StoryCenter to Document Community’s Stories of Resilience During CSU, Chico Visit

Chico State employees help answer questions of their colleagues during a Camp Fire resource fair.
Jason Halley / University Photographer

Gloria Godinez (center) and dozens of Wildcat volunteers help answer questions and direct those in need to resources as Wildcats Rise Care and Resources Center opens to be a place for the Wildcat community to come together, show their support, connect and serve some of the 225 students, faculty, and staff that lost homes and were impacted by the devastation consumed by the Camp Fire on Monday, November 19, 2018 in Chico, Calif. (Jason Halley/University Photographer/CSU Chico)

No matter the degree to which people were affected by last year’s Camp Fire, everyone has one thing in common: They all have a personal story to share. And next week, California State University, Chico will give those affected by the fire and the community of Butte County a chance to share their stories.

In partnership with the Butte County Library, the Berkeley-based storytelling platform StoryCenter will visit the University’s Meriam Library on Thursday, March 28 to collect and record stories from the community about the Camp Fire.

Intended to provide a space for those impacted by the Camp Fire to share their narratives of resilience and recovery, the StoryCenter Listening Station will be available from 11 a.m. to 2 p.m. in Meriam Library, Room 252. StoryCenter will return April 8–26 to continue collecting stories as part of the Remembering the Ridge Camp Fire memorial on Monday, April 8.

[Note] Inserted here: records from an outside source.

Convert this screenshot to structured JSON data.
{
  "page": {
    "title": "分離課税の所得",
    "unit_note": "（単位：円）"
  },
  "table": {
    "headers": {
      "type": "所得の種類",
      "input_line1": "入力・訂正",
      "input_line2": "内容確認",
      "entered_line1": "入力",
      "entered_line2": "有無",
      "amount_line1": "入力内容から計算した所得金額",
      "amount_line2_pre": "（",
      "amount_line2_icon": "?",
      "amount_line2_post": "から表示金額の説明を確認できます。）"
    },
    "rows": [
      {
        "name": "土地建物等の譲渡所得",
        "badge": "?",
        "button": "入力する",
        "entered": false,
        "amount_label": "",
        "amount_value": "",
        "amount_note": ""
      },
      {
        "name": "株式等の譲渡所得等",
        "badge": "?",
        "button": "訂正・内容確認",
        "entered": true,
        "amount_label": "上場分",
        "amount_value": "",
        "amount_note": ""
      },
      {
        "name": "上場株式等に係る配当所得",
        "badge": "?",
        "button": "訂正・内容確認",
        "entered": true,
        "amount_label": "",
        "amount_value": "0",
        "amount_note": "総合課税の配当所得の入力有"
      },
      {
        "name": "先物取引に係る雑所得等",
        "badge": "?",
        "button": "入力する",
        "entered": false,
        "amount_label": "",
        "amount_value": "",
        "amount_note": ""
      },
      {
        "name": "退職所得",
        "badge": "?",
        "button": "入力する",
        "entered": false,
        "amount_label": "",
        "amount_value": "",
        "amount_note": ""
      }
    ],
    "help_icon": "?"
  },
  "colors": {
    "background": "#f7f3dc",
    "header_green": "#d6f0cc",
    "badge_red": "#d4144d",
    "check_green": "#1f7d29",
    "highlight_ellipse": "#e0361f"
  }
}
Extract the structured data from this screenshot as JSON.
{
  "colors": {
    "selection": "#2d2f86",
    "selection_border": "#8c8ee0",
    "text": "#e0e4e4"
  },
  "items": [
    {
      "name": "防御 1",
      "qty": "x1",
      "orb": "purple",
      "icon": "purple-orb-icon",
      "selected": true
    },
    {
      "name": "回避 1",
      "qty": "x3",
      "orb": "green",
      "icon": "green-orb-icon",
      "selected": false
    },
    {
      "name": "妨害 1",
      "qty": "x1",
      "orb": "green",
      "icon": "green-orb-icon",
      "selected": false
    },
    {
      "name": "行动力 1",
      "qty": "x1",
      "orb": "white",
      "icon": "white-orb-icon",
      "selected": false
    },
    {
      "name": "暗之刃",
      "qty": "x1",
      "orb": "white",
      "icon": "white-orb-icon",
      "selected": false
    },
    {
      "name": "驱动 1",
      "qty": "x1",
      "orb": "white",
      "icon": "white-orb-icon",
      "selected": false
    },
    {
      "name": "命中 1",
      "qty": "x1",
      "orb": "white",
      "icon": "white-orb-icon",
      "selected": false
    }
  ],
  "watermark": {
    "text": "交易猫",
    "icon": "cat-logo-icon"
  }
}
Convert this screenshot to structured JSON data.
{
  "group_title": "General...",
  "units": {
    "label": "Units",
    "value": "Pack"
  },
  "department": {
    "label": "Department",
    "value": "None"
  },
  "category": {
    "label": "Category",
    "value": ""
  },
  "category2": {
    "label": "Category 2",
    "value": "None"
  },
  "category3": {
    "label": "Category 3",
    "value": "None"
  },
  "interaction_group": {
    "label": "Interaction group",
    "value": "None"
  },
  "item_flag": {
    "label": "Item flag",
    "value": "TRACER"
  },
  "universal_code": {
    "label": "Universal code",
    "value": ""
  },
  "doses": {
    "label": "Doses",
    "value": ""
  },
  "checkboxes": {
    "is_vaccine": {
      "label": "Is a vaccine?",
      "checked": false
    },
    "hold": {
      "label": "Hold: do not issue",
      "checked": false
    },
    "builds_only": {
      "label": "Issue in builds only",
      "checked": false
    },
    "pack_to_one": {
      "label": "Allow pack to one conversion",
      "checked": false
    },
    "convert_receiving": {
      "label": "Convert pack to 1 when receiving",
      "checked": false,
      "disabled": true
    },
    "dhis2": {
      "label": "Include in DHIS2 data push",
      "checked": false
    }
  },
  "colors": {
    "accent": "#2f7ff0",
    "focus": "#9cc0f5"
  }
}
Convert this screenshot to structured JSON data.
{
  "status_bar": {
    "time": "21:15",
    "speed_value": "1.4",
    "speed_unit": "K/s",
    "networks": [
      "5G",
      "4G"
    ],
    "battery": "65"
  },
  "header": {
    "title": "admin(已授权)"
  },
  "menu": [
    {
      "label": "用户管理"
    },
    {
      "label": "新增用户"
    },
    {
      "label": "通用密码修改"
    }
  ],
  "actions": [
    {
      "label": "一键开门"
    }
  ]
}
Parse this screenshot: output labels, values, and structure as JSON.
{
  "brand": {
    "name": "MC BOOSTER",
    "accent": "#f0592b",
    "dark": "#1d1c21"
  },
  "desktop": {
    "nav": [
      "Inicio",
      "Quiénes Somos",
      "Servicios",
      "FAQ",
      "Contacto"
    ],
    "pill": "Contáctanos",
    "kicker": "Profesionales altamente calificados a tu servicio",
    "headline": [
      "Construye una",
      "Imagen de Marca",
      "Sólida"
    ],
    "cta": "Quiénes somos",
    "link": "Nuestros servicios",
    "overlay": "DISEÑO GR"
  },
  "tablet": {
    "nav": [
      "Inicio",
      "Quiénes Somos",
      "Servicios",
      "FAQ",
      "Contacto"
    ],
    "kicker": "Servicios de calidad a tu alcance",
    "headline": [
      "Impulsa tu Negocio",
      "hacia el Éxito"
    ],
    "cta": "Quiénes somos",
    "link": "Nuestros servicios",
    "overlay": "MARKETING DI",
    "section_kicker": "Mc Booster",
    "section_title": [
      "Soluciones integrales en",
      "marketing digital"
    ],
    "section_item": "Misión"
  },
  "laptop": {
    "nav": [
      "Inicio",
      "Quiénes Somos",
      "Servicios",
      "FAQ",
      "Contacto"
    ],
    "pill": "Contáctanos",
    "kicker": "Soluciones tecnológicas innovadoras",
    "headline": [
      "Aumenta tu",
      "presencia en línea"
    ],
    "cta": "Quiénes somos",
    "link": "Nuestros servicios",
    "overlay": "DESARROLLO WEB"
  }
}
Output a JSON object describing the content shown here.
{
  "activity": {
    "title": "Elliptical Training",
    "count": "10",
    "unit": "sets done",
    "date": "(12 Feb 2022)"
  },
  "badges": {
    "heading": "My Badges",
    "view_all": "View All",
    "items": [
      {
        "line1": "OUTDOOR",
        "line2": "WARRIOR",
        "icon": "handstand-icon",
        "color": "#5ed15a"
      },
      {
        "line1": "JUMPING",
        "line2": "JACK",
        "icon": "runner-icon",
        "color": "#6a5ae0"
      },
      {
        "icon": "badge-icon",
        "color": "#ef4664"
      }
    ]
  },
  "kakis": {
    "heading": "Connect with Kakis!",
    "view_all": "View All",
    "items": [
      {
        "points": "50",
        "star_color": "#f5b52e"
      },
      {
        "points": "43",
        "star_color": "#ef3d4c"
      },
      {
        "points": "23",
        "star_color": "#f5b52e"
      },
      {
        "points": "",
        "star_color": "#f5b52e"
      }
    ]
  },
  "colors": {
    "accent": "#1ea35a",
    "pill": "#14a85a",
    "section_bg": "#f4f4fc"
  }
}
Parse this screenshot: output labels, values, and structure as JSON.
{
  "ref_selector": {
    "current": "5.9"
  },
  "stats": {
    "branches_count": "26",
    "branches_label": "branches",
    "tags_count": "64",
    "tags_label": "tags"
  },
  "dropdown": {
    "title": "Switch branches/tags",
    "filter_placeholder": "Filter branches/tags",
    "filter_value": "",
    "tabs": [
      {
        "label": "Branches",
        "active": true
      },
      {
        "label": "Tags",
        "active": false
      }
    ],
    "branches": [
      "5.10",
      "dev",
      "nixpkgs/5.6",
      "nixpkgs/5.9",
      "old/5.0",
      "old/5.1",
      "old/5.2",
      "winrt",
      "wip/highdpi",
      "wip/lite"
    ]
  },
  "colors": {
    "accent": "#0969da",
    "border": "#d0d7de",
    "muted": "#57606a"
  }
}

“The Camp Fire has rewritten the entire history of our region, and we want to preserve the first-person accounts and memories of those who want to tell their stories,” said Patrick Newell, dean of the Meriam Library. “This initiative will allow those impacted by the fire to share their experience and help others recognize the impact it has had on our community, region and state.”

StoryCenter will act as the archive and storage for all participants’ stories. The collections would allow for researchers, documentary makers, organizers and advocates to have access to the recorded testimonies and narratives.

Participants will retain all publication and use rights associated with their activities. StoryCenter will not make use of any recordings without prearranged written consent.

Past Listening Station initiatives include “All Together Now,” an exploration of intergenerational Civil Rights stories and conversations, and “Real Family,” which uses adoption stories as a means for healing and connection. Reflecting on the Camp Fire will provide another opportunity for community members to heal by sharing their stories, while putting into context how historic the blaze was to the Ridge and Butte County, Newell said.

“We’ve experienced individually and collectively so much trauma in the aftermath of the fire, and I’ve encountered people in the community who process their story by telling it,” Newell said. “We think it’s important that we provide people a chance to tell their story, recount what is important for them and explain how they are recovering from such devastating loss.” Those who require an accommodation in order to participate in the StoryCenter Listening Station or who have questions about accessibility may contact the Accessibility Resource Center at 530-898-5959.